Copy each line of the material in which the word "Launch" appears.

### Extracted entries
_ _ _ _

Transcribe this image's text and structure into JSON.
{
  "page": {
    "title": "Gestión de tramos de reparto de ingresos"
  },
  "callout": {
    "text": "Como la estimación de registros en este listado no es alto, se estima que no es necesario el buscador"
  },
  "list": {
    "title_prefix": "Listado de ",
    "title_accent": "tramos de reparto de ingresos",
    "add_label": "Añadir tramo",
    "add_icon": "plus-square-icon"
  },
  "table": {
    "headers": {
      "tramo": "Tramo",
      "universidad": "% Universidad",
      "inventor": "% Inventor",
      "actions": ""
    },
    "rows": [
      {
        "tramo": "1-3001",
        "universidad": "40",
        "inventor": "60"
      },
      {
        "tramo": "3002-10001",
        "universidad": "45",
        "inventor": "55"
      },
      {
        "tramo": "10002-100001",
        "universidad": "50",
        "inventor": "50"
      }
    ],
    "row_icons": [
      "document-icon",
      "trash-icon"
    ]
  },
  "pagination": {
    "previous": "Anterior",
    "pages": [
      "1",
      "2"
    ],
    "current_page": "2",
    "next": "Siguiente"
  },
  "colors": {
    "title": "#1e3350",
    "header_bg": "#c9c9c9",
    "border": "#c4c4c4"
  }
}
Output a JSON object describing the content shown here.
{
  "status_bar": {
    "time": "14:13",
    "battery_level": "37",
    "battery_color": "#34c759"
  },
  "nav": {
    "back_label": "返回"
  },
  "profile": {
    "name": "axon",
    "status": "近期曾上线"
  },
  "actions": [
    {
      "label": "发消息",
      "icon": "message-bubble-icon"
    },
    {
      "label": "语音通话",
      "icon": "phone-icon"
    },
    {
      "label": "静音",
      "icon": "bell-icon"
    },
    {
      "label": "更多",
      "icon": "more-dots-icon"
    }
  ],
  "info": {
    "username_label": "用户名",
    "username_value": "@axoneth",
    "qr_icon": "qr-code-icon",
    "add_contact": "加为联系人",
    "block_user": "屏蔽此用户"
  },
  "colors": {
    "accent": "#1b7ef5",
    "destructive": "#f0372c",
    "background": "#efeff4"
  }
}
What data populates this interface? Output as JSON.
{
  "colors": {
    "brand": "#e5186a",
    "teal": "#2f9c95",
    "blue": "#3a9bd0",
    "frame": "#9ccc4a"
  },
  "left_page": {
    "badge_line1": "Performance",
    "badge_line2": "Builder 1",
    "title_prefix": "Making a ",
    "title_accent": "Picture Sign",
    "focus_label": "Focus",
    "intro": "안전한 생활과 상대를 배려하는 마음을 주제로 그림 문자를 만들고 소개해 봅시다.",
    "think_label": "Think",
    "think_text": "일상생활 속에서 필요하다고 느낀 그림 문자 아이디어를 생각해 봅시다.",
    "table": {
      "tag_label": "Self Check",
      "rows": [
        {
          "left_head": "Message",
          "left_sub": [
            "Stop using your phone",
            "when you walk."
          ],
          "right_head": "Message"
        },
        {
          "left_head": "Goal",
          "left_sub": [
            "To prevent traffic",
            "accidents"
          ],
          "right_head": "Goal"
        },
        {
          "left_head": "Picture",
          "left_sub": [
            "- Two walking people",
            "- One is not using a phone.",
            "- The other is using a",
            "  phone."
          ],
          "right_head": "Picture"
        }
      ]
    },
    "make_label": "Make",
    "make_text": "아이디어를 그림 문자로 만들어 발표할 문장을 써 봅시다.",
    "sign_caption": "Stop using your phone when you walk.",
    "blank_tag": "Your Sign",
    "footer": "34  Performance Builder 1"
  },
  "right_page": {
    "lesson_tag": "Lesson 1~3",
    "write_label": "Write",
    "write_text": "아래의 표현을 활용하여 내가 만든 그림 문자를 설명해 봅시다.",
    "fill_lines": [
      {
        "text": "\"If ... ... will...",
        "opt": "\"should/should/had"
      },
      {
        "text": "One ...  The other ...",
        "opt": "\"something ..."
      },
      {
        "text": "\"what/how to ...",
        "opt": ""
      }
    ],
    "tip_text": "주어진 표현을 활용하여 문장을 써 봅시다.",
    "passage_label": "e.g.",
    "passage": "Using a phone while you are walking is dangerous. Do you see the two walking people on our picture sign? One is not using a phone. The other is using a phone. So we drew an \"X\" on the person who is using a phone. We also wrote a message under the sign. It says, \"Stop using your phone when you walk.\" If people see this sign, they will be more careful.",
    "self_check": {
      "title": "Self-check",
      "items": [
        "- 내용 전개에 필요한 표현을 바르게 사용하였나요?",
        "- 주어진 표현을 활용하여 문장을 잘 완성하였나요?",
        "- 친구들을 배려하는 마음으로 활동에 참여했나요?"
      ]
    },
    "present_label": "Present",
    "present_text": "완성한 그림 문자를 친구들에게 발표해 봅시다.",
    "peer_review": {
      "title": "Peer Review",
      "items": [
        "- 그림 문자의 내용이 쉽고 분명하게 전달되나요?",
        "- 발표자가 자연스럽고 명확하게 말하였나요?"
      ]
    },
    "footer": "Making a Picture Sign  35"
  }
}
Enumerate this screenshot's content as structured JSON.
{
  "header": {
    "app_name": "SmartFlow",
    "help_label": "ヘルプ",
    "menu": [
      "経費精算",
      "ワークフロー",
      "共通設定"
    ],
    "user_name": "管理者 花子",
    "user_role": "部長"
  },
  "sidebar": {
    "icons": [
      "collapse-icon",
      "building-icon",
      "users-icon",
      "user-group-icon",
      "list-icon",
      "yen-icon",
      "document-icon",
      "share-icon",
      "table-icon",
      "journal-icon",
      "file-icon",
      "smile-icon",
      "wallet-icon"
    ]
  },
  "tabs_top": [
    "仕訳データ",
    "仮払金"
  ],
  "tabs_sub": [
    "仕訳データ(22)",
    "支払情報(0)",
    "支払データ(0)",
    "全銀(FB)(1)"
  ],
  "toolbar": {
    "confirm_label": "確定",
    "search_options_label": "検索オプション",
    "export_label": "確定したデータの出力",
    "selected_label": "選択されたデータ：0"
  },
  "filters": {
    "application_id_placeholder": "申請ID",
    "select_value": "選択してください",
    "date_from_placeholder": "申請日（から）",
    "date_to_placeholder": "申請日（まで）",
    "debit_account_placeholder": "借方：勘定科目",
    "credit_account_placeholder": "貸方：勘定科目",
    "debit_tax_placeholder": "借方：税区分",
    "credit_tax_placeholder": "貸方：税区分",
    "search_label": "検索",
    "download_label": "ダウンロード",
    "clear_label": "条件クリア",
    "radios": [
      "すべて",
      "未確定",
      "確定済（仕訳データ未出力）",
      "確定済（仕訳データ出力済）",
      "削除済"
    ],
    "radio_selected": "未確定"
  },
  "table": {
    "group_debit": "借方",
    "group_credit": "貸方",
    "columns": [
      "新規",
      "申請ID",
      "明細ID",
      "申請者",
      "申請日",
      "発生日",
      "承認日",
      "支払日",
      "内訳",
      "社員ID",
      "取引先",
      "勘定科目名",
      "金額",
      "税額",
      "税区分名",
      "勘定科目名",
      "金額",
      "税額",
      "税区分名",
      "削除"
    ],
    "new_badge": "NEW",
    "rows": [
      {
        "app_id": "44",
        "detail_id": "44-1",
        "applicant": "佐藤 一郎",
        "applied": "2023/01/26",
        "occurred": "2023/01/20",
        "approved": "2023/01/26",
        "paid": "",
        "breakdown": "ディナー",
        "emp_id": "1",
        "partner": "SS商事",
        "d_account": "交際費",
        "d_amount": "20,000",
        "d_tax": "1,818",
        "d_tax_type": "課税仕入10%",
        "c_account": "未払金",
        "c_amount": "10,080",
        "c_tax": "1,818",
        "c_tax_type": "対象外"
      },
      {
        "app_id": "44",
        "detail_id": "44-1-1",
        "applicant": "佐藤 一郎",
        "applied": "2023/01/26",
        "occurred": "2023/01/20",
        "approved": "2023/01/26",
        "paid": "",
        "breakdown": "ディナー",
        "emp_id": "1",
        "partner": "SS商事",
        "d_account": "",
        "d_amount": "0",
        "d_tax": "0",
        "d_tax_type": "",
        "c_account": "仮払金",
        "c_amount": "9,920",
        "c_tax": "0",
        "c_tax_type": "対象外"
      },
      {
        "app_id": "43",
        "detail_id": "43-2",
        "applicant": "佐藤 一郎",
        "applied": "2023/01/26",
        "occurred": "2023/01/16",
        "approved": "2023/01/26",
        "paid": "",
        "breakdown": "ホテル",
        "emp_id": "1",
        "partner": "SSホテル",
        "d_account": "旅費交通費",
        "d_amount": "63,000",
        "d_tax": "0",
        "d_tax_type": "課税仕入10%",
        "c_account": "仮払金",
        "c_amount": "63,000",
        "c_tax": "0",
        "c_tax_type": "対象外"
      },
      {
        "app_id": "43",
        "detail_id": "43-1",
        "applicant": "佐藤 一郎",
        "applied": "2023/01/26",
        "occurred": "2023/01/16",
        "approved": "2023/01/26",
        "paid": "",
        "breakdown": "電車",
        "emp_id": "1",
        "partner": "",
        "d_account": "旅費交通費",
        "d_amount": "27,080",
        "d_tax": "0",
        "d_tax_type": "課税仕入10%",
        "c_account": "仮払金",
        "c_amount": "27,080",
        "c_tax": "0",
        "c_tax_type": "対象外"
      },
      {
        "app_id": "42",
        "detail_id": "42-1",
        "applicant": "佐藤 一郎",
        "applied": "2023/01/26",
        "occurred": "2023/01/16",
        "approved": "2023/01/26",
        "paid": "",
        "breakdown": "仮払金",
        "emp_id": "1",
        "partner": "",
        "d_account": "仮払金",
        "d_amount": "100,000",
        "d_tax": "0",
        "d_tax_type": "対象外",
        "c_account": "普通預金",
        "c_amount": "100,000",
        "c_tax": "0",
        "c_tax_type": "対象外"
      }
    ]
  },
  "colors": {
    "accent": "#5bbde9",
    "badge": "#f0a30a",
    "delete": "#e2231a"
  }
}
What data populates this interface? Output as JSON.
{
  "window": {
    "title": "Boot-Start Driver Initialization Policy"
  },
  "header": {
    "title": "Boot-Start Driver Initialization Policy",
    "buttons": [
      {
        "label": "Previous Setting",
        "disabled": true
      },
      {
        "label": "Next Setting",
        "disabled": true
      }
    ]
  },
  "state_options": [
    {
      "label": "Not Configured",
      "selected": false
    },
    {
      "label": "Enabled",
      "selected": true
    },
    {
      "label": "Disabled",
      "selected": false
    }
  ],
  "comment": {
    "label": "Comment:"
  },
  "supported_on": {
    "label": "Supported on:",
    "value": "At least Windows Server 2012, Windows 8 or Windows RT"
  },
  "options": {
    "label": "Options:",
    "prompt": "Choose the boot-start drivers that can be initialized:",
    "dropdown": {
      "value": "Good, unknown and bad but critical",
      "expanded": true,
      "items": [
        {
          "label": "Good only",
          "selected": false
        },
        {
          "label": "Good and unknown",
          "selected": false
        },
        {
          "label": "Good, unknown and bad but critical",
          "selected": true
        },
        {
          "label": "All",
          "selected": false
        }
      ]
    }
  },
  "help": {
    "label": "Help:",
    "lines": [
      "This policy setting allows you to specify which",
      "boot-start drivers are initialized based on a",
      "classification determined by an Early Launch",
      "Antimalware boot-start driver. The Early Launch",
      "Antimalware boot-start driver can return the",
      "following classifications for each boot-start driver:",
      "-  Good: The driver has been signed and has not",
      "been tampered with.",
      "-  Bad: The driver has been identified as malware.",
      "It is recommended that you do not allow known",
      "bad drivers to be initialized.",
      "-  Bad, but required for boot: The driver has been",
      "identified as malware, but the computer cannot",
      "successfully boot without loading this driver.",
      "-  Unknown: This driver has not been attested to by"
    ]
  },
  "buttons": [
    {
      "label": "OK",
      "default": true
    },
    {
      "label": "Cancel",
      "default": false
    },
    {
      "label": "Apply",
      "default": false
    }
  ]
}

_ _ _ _

### Solution to the problem
      "classification determined by an Early Launch",
      "Antimalware boot-start driver. The Early Launch",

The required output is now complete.